This pair of very rare, large wall maps of the hemispheres was published in London circa 1864, under the direction of the Committee of General Literature & Education appointed by the Society for Promoting Christian Knowledge and of the National Society. These maps provide a rich, detailed representation of both hemispheres during a pivotal era of exploration and colonial expansion, with a noteworthy emphasis on the evolving understanding of the Antarctic region.

The mid-19th century was characterized by intensive global exploration and the expansion of European empires. Scientific, geographical, and anthropological knowledge was growing exponentially. These maps, with their detailed renderings of continents and countries, capture a world amid transformation.

Particularly notable is the maps’ depiction of the Antarctic, evidencing the discoveries made during the various expeditions of the early 19th century. Key features like Alexander I Land, discovered by Bellingshausen in 1820, and Graham Land, identified by Biscoe in 1832, are prominently marked.
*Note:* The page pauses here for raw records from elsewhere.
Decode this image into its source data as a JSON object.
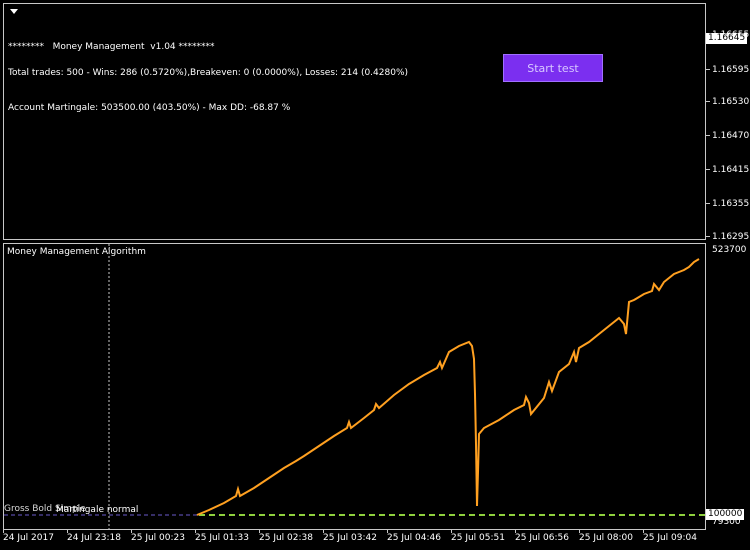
{
  "main_pane": {
    "header_line": "********   Money Management  v1.04 ********",
    "trades_line": "Total trades: 500 - Wins: 286 (0.5720%),Breakeven: 0 (0.0000%), Losses: 214 (0.4280%)",
    "account_line": "Account Martingale: 503500.00 (403.50%) - Max DD: -68.87 %",
    "start_button": "Start test",
    "price_scale": [
      "1.16655",
      "1.16595",
      "1.16530",
      "1.16470",
      "1.16415",
      "1.16355",
      "1.16295"
    ],
    "current_price": "1.16645"
  },
  "sub_pane": {
    "indicator_title": "Money Management Algorithm",
    "legend_label": "Martingale normal",
    "legend_overlap_text": "Gross Bold Simple",
    "scale": [
      "523700"
    ],
    "current_value": "100000",
    "min_value": "79300"
  },
  "time_axis": [
    "24 Jul 2017",
    "24 Jul 23:18",
    "25 Jul 00:23",
    "25 Jul 01:33",
    "25 Jul 02:38",
    "25 Jul 03:42",
    "25 Jul 04:46",
    "25 Jul 05:51",
    "25 Jul 06:56",
    "25 Jul 08:00",
    "25 Jul 09:04"
  ],
  "colors": {
    "equity_line": "#ffa020",
    "baseline": "#8fd13f",
    "baseline_alt": "#6a5acd",
    "button": "#7b2ff0"
  }
}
The maps also detail the discoveries of James Ross, who in February 1842 identified and named significant landmarks, including Mount Terror and Mount Erebus. The incorporation of these details exemplifies the blend of scientific inquiry and adventurous spirit that defined this period.

In the broader context, these maps stand as artifacts of an age where geographical knowledge was still being zealously sought. They embody the intersection of exploration, science, and the imperial aspirations of the powers of the era. The documents bear witness to the evolving understanding of a world where borders and territories were still the subjects of discovery and negotiation, offering insights into a pivotal period of global history and exploration.


Very rare. OCLC records only the Easter Hemisphere, in one 1874 example, at Kyoto University.

The maps were likely published very sporadically into the 20th century under the aegis of Stanford.

Condition Description
Two hemispheric wall maps, each on four sheets joined as one. Original hand-color. Staining and toning. Rust spots at the top edge. Backed on old linen. Trimmed with loss at the bottom edge.